And everyone who competes for the prize is temperate in all things. Now they do it to obtain a perishable crown, but we for an imperishable crown. 1 Corinthians 9:25 (NKJV)
Athletes that ran in the Greek games practiced series self-discipline. They started serious and strenuous training 10 months before the games began so that they could win when the time came. The put forth the necessary discipline before the race began so that they could do their best in the race and so that they would be able to finish.
This sort of training wasn’t easy. It required a great deal of effort from them. Their bodies would get tired and sore and yet they chose to continue the training so that they could complete the race. If they wanted to win the laurel wreath they would have to put forth the effort so that would make this possible. They couldn’t take the path of least resistance.
Just as it took discipline for the athletes to prepare, start and finish the races, it will take discipline for us to prepare, start and faithfully finish in our service to Jesus. That is the point Paul is making. What the NKJ translates as “temperate” the NIV translates as “strict training” and the NLT translates as “disciplined.” The idea is that we must be disciplined if we are going to live intentionally for Jesus.
There are a lot of things I could talk about when it comes to discipline, but the main thing I want to focus on is what to do when things get hard. The word translated as “competes” in the NKJ carries with it the idea of pain. The idea is that competing to win will often be painful. No matter how skilled or strong an athlete is, there will be times where competing hurts and those that win are the ones that are disciplined enough to push through the pain, stay in the competition and finish.

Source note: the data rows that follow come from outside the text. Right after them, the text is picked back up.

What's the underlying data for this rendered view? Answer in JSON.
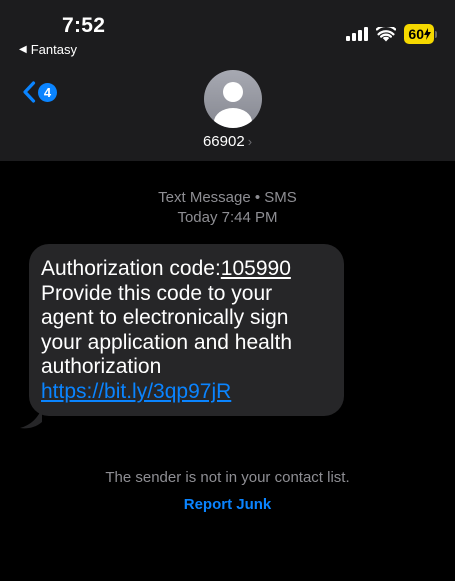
{
  "status_bar": {
    "time": "7:52",
    "back_app": "Fantasy",
    "battery": "60"
  },
  "header": {
    "back_badge": "4",
    "contact": "66902"
  },
  "message": {
    "type": "Text Message • SMS",
    "timestamp": "Today 7:44 PM",
    "text_prefix": "Authorization code:",
    "code": "105990",
    "text_body": " Provide this code to your agent to electronically sign your application and health authorization ",
    "link": "https://bit.ly/3qp97jR"
  },
  "footer": {
    "notice": "The sender is not in your contact list.",
    "report_junk": "Report Junk"
  },
  "colors": {
    "background": "#000000",
    "header_bg": "#1c1c1e",
    "bubble_bg": "#262628",
    "accent": "#0a84ff",
    "battery": "#f5d800",
    "secondary_text": "#8e8e93"
  }
}
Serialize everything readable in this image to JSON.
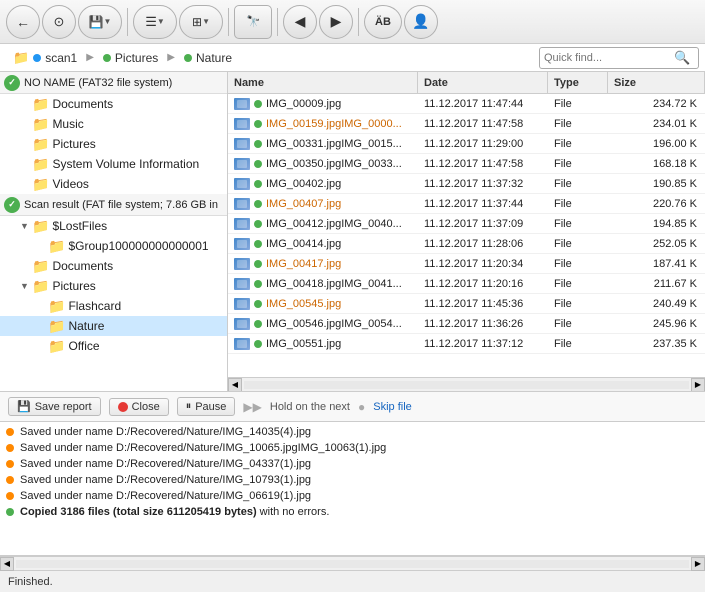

When we read the Bible it makes it pretty clear that there will be hard times in our service to Jesus. No matter how much we love Jesus, no matter how great our faith, there will be times when it hurts to stay faithful in our service and devotion to Jesus. There will be times when it feels as if everyone is against what we are trying to do. There will be times when we feel that what we are doing is a waste of time. There will be times where it seems that everything is just so very hard. This was true for virtually every prophet, apostle and genuine servant of God in the Bible. It will be and has been true for me and it will also be true for you.
There is no question that these times will come. The question is how we will respond when these times come into our lives. Will we choose to quit or will we have the discipline necessary to finish the race?
The reason we have to understand this is because it is so easy for us to say that we didn’t have a choice but to quit. I didn’t choose to quit, I was forced to quit. This however, just isn’t accurate. If I quit it is because I choose to quit. If you quit it is because you choose to quit.
Paul explains that the Greek athletes do all this for a crown that fades away. The laurel wreath crown they receive was made with fresh leaves. As such the wreath eventually withered and crumbled into dust. What we are striving for isn’t a crown that will fade with time. Instead we are striving for a crown that is eternal. We are striving for something that matters for eternity. Since what we are striving for is eternally better than what the athletes were striving for we should be much more disciplined than they are.
It’s easy to start a race, it’s easy to quit a race but it takes discipline to finish a race. It’s no different in being faithful in service to Christ. It’s easy to start, it’s easy to quit but it takes discipline to finish. This is especially true when it starts to get hard. If we want to be faithful to the end, then we must live a disciplined life.